What in tarnation is going on here? Why the sudden glut of plays that are three hours long? Have all the dramaturges traded in their shingles for a "Gone Fishin'" sign? Three hours is just too damn long - The Ferryman is an exception. Greater Clements has now joined the three hour club, and for no good reason unless exposition and obfuscation are your preferred delivery formats for the theatre.
Let's start with the good news. Samuel D. Hunter has created a character, Joe, who is unstable in the extreme. Hunter treads a very fine line so skillfully that we are able to walk around inside Joe’s head and view the wreckage. This is due in no small part to the artistry of Edmund Donovan as Joe. His dueling/dancing partner is the extraordinary Judith Ivey who, as Joe's mother Maggie, places us outside looking in at Joe and makes us feel the helplessness that consumes her.

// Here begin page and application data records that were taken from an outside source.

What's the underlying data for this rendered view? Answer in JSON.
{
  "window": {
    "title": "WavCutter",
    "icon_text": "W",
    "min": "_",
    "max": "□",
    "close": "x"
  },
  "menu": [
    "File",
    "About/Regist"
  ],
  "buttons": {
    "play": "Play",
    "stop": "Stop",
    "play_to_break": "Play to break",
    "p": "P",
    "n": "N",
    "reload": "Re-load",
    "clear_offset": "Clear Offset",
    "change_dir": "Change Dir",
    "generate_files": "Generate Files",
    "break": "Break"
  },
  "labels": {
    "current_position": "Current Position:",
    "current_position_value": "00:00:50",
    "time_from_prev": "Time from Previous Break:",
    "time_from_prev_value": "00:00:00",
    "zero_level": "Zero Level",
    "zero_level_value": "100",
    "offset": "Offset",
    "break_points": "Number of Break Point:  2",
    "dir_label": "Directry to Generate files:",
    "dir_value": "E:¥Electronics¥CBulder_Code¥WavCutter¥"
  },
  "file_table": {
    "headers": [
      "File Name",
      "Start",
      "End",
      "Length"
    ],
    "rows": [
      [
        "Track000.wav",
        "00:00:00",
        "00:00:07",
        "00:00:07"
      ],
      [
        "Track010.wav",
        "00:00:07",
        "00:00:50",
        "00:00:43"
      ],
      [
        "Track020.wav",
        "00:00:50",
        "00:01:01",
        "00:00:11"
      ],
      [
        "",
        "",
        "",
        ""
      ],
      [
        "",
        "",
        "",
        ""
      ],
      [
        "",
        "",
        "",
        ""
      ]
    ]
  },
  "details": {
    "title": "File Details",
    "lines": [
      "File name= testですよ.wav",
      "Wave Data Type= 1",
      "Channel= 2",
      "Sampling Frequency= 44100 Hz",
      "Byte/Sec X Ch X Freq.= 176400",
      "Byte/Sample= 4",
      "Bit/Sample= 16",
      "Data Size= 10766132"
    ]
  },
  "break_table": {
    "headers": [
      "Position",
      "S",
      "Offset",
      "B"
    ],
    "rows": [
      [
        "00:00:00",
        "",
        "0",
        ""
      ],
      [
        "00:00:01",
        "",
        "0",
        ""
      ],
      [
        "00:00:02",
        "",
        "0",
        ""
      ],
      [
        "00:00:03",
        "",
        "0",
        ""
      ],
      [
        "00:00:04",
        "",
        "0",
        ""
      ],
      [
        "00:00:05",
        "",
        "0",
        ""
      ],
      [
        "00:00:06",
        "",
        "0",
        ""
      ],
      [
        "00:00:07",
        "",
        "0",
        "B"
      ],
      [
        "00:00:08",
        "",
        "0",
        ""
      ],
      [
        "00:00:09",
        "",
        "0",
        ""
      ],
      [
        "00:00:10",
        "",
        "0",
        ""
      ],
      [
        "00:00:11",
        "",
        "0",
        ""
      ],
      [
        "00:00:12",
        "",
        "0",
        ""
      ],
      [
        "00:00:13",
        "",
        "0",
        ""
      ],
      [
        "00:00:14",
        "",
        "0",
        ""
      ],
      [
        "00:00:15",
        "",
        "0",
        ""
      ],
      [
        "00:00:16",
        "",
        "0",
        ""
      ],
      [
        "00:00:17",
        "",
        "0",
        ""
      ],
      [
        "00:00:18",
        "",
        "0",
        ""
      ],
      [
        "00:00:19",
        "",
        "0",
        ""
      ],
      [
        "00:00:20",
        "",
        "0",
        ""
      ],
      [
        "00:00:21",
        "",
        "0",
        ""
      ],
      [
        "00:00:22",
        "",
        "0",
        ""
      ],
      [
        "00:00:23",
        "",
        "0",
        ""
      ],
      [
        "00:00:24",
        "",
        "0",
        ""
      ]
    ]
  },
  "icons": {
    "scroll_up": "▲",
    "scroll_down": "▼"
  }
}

Place these two in an Idaho town that is dying because the mine on which it depended is dead, and you have a sad tale of the highest order. The town, Clements, is not only dying - it is disappearing entirely. Proposition 42 was voted on, and a majority of the people voted to disband the town. Mostly this was in reaction to the rich folks from California who moved in, set up shop in their McMansions and outlawed the unsuitable habits that the locals have had for years. One being their right to have the messiest goldarn yards you ever did see. The rich versus poor conflict combined with an unstable man about town is epic, and would have been enough for a play of say, a couple of hours.
Mr. Hunter, however, decided to introduce a long lost love into the mix in the form of Billy (Ken Narasaki) who brings a small dash of romance as well as the subject of Japanese Americans in internment camps during WWII. Mr. Narasaki’s performance does not stand up against the expansive Ivey and his contribution, along with that of his petulant granddaughter Cal, adds nothing except time to this story.

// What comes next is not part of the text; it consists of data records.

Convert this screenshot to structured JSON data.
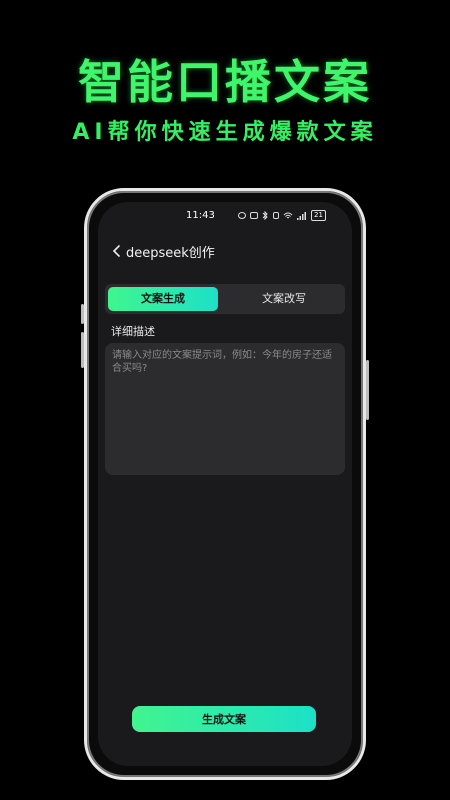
{
  "promo": {
    "headline": "智能口播文案",
    "subline": "AI帮你快速生成爆款文案",
    "accent_color": "#3ff56a"
  },
  "status_bar": {
    "time": "11:43",
    "icons": [
      "eye-icon",
      "nfc-icon",
      "bluetooth-icon",
      "vibrate-icon",
      "wifi-icon",
      "signal-icon"
    ],
    "battery": "21"
  },
  "nav": {
    "back_icon": "chevron-left-icon",
    "title": "deepseek创作"
  },
  "tabs": [
    {
      "label": "文案生成",
      "active": true
    },
    {
      "label": "文案改写",
      "active": false
    }
  ],
  "form": {
    "label": "详细描述",
    "placeholder": "请输入对应的文案提示词，例如：今年的房子还适合买吗?",
    "value": ""
  },
  "actions": {
    "generate_label": "生成文案",
    "gradient": [
      "#40f58e",
      "#1de0c8"
    ]
  }
}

The tale is really centered around Joe, but the script wanders off to other pastures over and over again. The simplicity and danger are lost until the last moments of the play. Even then the playwright does not let it rest and adds two more scenes that try the soul.
Judith Ivey and Edmund Donovan shine mightily. But the minutes drag nonetheless. Defeat snatched from the jaws of victory, indeed.
(Photo by T. Charles Erickson)
"Perhaps "Greater Clements" isn't too long but too short: It might be better off as a mini-series, where its net of ideas could unwind more naturally. As a play, though, it's like that mine elevator: creaky and skeletal but with intermittent access to wonderful things. "
Jesse Green for New York Times
"There's not a false note in the ensemble's performances, building on the playwright's insightful observation of ordinary lives. But it's the towering work of Ivey and Donovan — the latter already a quiet revelation in Clarkston — that gives the production such rewarding dimensions."
David Rooney for Hollywood Reporter
"Hunter’s version of the American Dream is lyrical in so many of the right places, but not boldly so. If only all of “Greater Clements” were as wiry as Ivey and Donovan’s performances."
A. D. Amorosi for Variety